Your assignment: Go through the entries below and return every line that contains "time".

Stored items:
● ● ● ●

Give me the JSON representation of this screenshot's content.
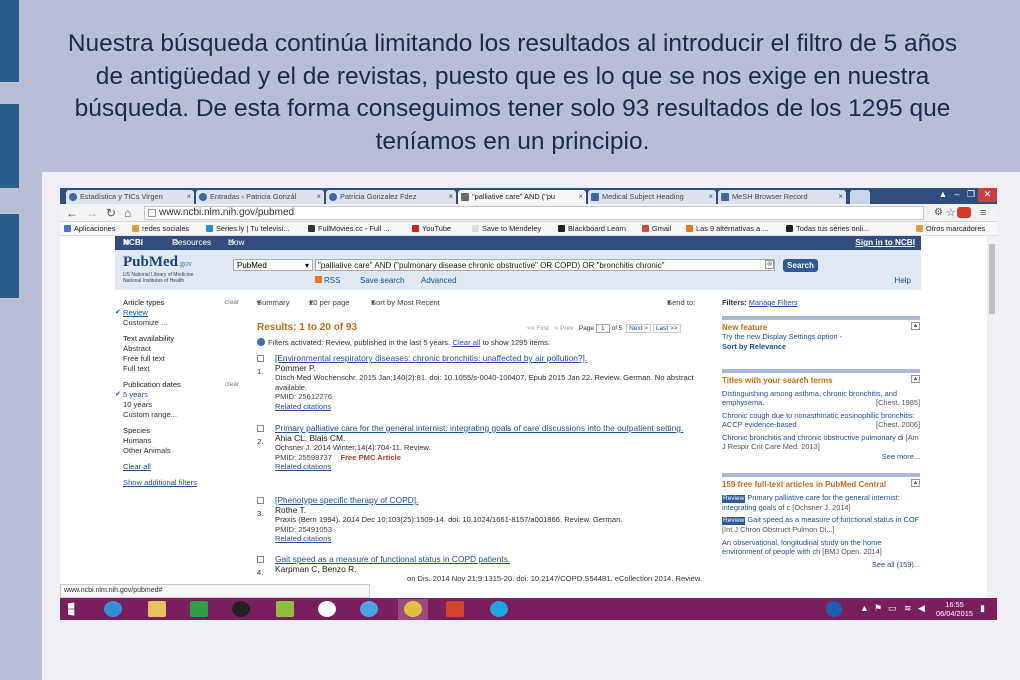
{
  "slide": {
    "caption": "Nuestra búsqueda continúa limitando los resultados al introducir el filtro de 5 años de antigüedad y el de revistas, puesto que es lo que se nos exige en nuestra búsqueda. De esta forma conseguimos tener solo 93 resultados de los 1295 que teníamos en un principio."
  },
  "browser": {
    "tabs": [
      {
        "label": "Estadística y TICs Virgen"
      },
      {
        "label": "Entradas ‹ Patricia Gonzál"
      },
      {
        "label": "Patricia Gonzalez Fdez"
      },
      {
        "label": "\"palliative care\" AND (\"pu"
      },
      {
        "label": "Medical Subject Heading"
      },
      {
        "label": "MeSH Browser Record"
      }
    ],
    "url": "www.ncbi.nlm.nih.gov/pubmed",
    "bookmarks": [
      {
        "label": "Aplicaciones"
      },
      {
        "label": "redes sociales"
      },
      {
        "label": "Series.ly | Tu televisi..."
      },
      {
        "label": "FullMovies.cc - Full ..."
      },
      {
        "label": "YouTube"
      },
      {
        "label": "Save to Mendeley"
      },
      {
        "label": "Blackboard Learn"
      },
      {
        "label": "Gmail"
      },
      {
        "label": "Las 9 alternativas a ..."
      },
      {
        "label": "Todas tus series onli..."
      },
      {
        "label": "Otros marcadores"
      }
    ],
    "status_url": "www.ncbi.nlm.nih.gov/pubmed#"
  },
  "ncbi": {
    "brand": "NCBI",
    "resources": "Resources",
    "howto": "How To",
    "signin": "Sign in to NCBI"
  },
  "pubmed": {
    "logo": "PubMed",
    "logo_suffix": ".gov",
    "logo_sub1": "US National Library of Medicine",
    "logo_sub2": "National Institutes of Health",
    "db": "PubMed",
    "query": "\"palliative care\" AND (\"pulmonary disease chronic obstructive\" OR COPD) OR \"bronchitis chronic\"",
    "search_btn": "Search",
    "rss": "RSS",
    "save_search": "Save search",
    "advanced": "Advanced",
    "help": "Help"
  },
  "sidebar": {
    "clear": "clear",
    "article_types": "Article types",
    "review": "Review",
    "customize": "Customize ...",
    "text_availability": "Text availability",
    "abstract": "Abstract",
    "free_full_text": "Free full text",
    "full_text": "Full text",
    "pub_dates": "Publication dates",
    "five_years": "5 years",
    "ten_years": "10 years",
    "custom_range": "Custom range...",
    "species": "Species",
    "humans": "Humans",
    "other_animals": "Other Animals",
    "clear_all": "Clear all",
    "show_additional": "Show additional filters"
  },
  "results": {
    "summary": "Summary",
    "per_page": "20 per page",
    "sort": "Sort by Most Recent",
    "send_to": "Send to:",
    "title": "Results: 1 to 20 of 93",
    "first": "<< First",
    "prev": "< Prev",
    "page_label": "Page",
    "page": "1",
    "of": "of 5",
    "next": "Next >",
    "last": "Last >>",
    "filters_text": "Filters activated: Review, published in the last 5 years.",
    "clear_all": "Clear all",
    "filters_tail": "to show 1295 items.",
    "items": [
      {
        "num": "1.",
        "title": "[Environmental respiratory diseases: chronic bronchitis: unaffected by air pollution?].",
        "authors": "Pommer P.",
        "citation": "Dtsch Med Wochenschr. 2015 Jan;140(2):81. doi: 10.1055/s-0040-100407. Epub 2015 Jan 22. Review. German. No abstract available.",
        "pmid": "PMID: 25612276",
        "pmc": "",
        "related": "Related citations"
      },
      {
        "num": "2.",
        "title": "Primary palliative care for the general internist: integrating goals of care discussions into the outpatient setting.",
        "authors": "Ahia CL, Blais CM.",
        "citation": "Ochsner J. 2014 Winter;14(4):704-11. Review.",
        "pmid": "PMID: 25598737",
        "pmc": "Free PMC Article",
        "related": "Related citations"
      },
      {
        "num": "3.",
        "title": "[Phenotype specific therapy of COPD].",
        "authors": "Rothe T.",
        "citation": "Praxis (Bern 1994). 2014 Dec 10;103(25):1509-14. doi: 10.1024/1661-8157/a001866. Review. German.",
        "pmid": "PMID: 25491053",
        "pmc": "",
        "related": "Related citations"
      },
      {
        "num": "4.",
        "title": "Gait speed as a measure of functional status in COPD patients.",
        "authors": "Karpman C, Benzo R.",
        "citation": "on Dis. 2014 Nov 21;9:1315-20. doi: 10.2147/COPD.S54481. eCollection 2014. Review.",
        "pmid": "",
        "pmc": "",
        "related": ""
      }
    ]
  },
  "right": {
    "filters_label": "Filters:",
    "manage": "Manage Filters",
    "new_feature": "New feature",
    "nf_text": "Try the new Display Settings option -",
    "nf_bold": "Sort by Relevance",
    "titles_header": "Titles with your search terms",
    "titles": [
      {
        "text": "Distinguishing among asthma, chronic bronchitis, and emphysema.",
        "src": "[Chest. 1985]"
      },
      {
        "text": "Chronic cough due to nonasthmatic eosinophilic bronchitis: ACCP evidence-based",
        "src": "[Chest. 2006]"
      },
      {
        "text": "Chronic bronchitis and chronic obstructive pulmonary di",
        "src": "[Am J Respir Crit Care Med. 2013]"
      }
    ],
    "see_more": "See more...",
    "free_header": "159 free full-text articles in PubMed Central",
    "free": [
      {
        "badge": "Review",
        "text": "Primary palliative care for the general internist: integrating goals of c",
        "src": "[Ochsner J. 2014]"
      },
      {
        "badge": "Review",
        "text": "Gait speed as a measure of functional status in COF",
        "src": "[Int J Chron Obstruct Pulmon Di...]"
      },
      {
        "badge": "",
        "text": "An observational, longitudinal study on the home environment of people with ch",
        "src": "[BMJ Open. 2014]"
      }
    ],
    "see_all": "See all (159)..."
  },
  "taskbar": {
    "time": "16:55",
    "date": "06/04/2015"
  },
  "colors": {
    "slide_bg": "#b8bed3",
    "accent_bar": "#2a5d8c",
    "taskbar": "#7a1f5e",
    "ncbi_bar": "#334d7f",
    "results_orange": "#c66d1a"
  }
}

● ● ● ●

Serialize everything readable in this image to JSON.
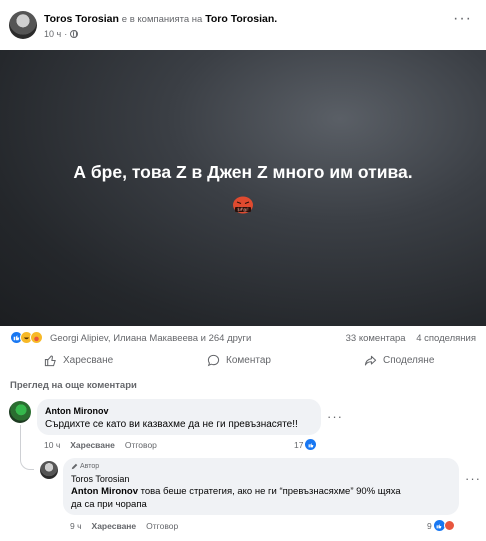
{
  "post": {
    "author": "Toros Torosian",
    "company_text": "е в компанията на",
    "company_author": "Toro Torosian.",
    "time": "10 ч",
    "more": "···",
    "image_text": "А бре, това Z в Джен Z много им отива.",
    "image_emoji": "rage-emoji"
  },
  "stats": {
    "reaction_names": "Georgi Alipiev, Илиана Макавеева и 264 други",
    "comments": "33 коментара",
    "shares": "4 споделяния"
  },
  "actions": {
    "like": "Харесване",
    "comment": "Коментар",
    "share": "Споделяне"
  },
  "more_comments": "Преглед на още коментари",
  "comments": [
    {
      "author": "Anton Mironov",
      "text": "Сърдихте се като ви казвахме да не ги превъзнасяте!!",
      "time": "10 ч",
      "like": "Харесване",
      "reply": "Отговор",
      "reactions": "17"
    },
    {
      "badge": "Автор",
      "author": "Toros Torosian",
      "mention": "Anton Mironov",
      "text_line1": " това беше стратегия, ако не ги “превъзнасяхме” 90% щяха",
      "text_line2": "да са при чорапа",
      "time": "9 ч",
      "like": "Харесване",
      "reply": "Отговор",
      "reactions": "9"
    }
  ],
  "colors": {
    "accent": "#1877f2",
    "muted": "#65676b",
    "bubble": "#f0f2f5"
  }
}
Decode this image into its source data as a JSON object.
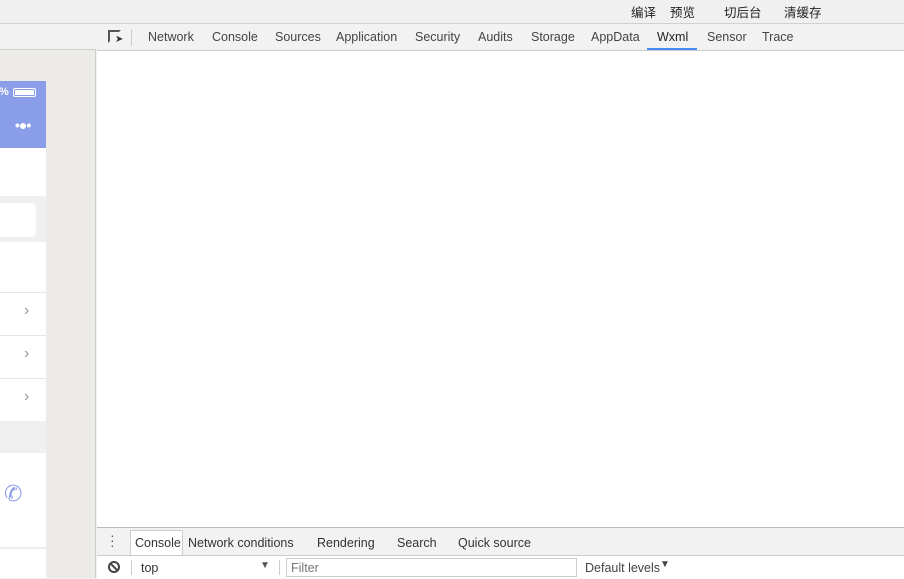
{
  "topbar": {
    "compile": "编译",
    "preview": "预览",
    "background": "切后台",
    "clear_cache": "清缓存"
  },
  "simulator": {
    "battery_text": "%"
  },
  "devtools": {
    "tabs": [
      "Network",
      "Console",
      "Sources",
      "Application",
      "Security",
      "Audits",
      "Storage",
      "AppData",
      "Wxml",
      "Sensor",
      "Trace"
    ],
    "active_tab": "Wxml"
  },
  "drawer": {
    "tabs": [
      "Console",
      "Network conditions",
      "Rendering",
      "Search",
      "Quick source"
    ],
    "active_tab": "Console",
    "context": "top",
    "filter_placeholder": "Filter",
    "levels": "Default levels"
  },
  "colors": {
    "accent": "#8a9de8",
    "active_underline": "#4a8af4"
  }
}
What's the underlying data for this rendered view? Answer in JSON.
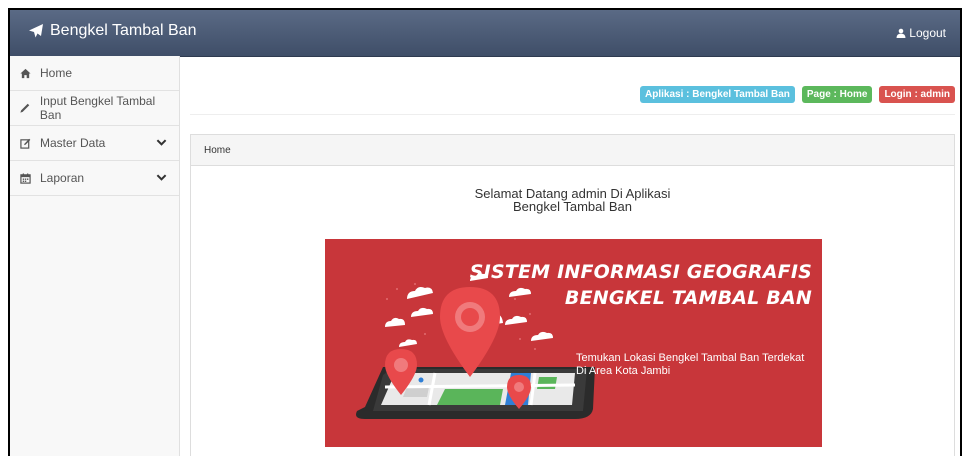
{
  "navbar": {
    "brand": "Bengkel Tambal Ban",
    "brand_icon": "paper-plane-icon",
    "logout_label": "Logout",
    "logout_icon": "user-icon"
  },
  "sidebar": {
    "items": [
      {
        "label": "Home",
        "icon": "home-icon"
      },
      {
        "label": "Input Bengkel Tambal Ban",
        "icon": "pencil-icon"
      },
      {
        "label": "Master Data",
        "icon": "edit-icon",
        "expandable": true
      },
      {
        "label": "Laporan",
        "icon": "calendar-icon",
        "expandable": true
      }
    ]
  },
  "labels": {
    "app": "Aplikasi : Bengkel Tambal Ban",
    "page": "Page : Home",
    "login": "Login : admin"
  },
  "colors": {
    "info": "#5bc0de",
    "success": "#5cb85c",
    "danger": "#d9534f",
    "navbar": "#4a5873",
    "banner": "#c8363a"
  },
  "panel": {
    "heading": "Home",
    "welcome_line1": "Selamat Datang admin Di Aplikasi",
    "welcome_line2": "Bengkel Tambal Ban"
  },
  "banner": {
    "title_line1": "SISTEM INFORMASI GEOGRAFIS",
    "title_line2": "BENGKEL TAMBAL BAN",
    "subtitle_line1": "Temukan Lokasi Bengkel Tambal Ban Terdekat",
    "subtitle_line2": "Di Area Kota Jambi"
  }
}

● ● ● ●

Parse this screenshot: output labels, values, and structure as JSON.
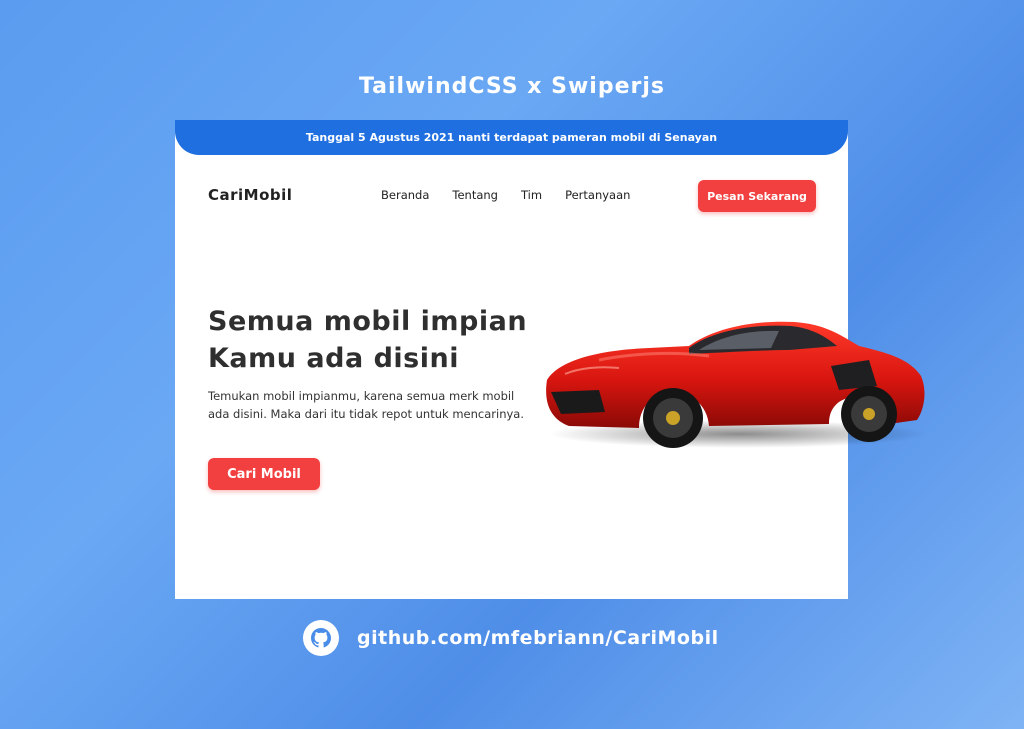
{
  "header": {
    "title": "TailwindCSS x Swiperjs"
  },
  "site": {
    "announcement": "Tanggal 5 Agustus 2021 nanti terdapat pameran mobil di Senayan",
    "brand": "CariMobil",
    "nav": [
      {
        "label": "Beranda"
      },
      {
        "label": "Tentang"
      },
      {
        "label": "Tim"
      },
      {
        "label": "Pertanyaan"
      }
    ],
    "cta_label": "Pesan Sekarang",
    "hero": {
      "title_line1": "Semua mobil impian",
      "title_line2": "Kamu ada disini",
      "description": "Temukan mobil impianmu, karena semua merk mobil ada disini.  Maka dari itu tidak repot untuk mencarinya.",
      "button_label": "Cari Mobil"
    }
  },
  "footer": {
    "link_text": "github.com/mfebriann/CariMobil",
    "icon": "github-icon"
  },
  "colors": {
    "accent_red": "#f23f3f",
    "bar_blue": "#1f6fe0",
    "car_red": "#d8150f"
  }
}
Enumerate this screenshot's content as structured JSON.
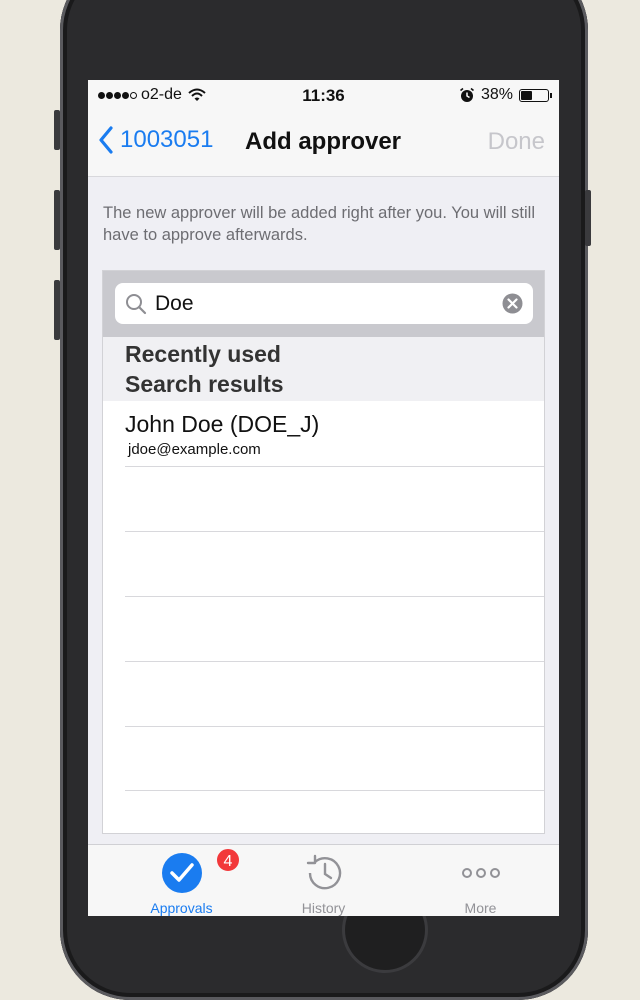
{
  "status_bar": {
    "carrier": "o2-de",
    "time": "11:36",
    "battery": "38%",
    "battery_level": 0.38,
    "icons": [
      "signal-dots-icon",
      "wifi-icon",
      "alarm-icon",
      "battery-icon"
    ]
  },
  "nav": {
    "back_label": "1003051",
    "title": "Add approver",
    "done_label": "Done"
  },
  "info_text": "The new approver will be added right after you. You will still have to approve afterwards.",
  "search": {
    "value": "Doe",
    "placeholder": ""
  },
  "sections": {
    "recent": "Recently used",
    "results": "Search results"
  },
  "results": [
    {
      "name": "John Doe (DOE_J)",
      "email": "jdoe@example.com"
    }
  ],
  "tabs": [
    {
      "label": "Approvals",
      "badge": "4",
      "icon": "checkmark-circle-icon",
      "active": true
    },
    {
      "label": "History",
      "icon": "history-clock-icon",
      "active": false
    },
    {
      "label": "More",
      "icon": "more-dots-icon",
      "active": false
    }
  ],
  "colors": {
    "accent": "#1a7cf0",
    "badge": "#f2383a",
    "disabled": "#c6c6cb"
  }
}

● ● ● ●

Reply:
    "time": "16:55",
    "time": "10 ч",
      "time": "10 ч",
      "time": "9 ч",
    "time": "11:36",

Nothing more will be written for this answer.